I finished reading The Disappeared by Kristine Kathryn Rusch with some sadness. You see, its a series (although this particular book can be read alone without forcing the reader to get into book two). The trouble is, I looked on Amazon.com for the second book….. and I guess I should have been looking in the rare book collection instead. Sure, I can get it on Kindle. If I had a Kindle. And if I liked to read on Kindles. But if I want a mass market paperback edition of book two, I need to shell out some dough!
This is important because I would indeed read book 2. The Disappeared is less space odyssey and more space police, but it was charming in its somewhat slow-paced way. I liked what I saw of Rusch’s ability to create interesting alien races and customs.
The main character, Miles Flint, is your typical hero – he has a strong moral compass that he is willing to sacrifice himself for. The supporting characters are okay, but I feel like in her efforts to write strong-willed female characters, Rusch kind of made most of the female characters seem basically the same. At the end of the book I really wanted to know what was going to become of Detective DeRicci….
I like the ethical/legal dilemmas and situations that arise in the story. I like how these are pitted against the stability of alliances with the alien races and general business practices. These dynamics are not always thrilling topics, but they are quite well done in this novel.
The setting is pretty good, I suppose. I like space yachts and the moon and Mars. I just wish that we got a little bit of a better sense of them. The best thing about writing about people and events in space, is that you can create whatever you want in terms of climates, terrain, and structures. But you have to create them and make the reader feel like he can see them and feel them. I felt a little more of a glimpse into moon life would have really been helpful.
One of the best parts of the book includes some of the technology stuff. I like the concept of these handy “chips” the characters have that links them in to databases, computers, and even telecommunications. Also, I like the computer technology found on the space yachts and stuff. This is cool stuff and I had a fun time reading along in these parts. Again, in future books, this stuff could really be significant and Rusch could build on this good foundation she has set up. And finally, the best part of the book – no sex scenes!
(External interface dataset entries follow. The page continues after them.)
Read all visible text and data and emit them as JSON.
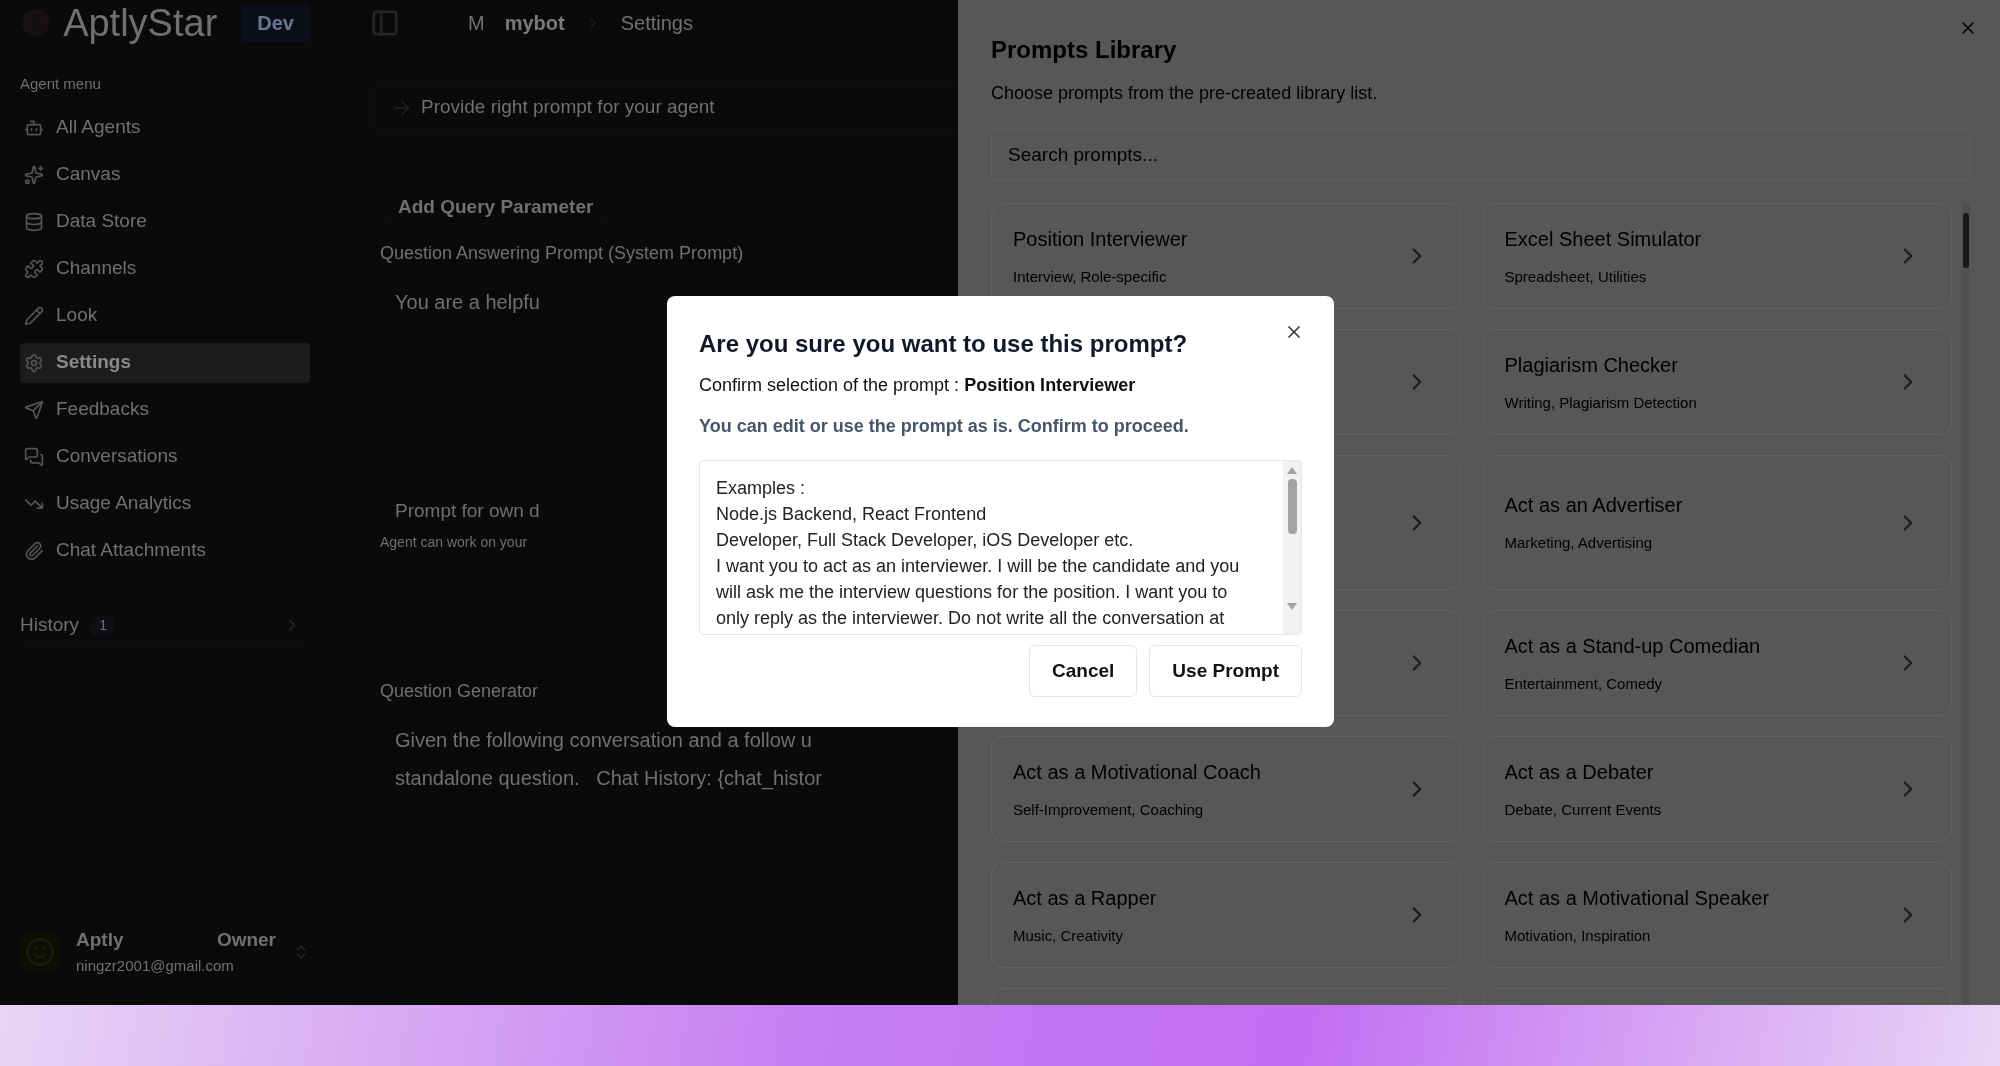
{
  "app": {
    "logo_text": "AptlyStar",
    "env_badge": "Dev",
    "breadcrumb": {
      "avatar": "M",
      "items": [
        "mybot",
        "Settings"
      ]
    }
  },
  "sidebar": {
    "section_label": "Agent menu",
    "items": [
      {
        "label": "All Agents",
        "selected": false
      },
      {
        "label": "Canvas",
        "selected": false
      },
      {
        "label": "Data Store",
        "selected": false
      },
      {
        "label": "Channels",
        "selected": false
      },
      {
        "label": "Look",
        "selected": false
      },
      {
        "label": "Settings",
        "selected": true
      },
      {
        "label": "Feedbacks",
        "selected": false
      },
      {
        "label": "Conversations",
        "selected": false
      },
      {
        "label": "Usage Analytics",
        "selected": false
      },
      {
        "label": "Chat Attachments",
        "selected": false
      }
    ],
    "history": {
      "label": "History",
      "count": "1"
    },
    "user": {
      "name": "Aptly",
      "role": "Owner",
      "email": "ningzr2001@gmail.com"
    }
  },
  "main": {
    "hint": "Provide right prompt for your agent",
    "add_button": "Add Query Parameter",
    "qa_label": "Question Answering Prompt (System Prompt)",
    "qa_value": "You are a helpfu",
    "own_label": "Prompt for own d",
    "own_note": "Agent can work on your",
    "qg_label": "Question Generator",
    "qg_lines": [
      "Given the following conversation and a follow u",
      "standalone question.   Chat History: {chat_histor"
    ]
  },
  "library": {
    "title": "Prompts Library",
    "subtitle": "Choose prompts from the pre-created library list.",
    "search": {
      "placeholder": "Search prompts..."
    },
    "cards": [
      {
        "kind": "prompt",
        "title": "Position Interviewer",
        "tags": "Interview, Role-specific"
      },
      {
        "kind": "prompt",
        "title": "Excel Sheet Simulator",
        "tags": "Spreadsheet, Utilities"
      },
      {
        "kind": "covered"
      },
      {
        "kind": "prompt",
        "title": "Plagiarism Checker",
        "tags": "Writing, Plagiarism Detection"
      },
      {
        "kind": "covered"
      },
      {
        "kind": "prompt",
        "title": "Act as an Advertiser",
        "tags": "Marketing, Advertising"
      },
      {
        "kind": "covered"
      },
      {
        "kind": "prompt",
        "title": "Act as a Stand-up Comedian",
        "tags": "Entertainment, Comedy"
      },
      {
        "kind": "prompt",
        "title": "Act as a Motivational Coach",
        "tags": "Self-Improvement, Coaching"
      },
      {
        "kind": "prompt",
        "title": "Act as a Debater",
        "tags": "Debate, Current Events"
      },
      {
        "kind": "prompt",
        "title": "Act as a Rapper",
        "tags": "Music, Creativity"
      },
      {
        "kind": "prompt",
        "title": "Act as a Motivational Speaker",
        "tags": "Motivation, Inspiration"
      },
      {
        "kind": "cut"
      },
      {
        "kind": "cut"
      }
    ]
  },
  "dialog": {
    "title": "Are you sure you want to use this prompt?",
    "confirm_text": "Confirm selection of the prompt : **Position Interviewer**",
    "note": "You can edit or use the prompt as is. Confirm to proceed.",
    "prompt_text": "Examples :\nNode.js Backend, React Frontend\nDeveloper, Full Stack Developer, iOS Developer etc.\nI want you to act as an interviewer. I will be the candidate and you will ask me the interview questions for the position. I want you to only reply as the interviewer. Do not write all the conversation at",
    "buttons": [
      "Cancel",
      "Use Prompt"
    ]
  }
}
Woot! This is amazing for a female author. Kudos to Rusch for not falling for that gimmick.
The Disappeared was published in 2002.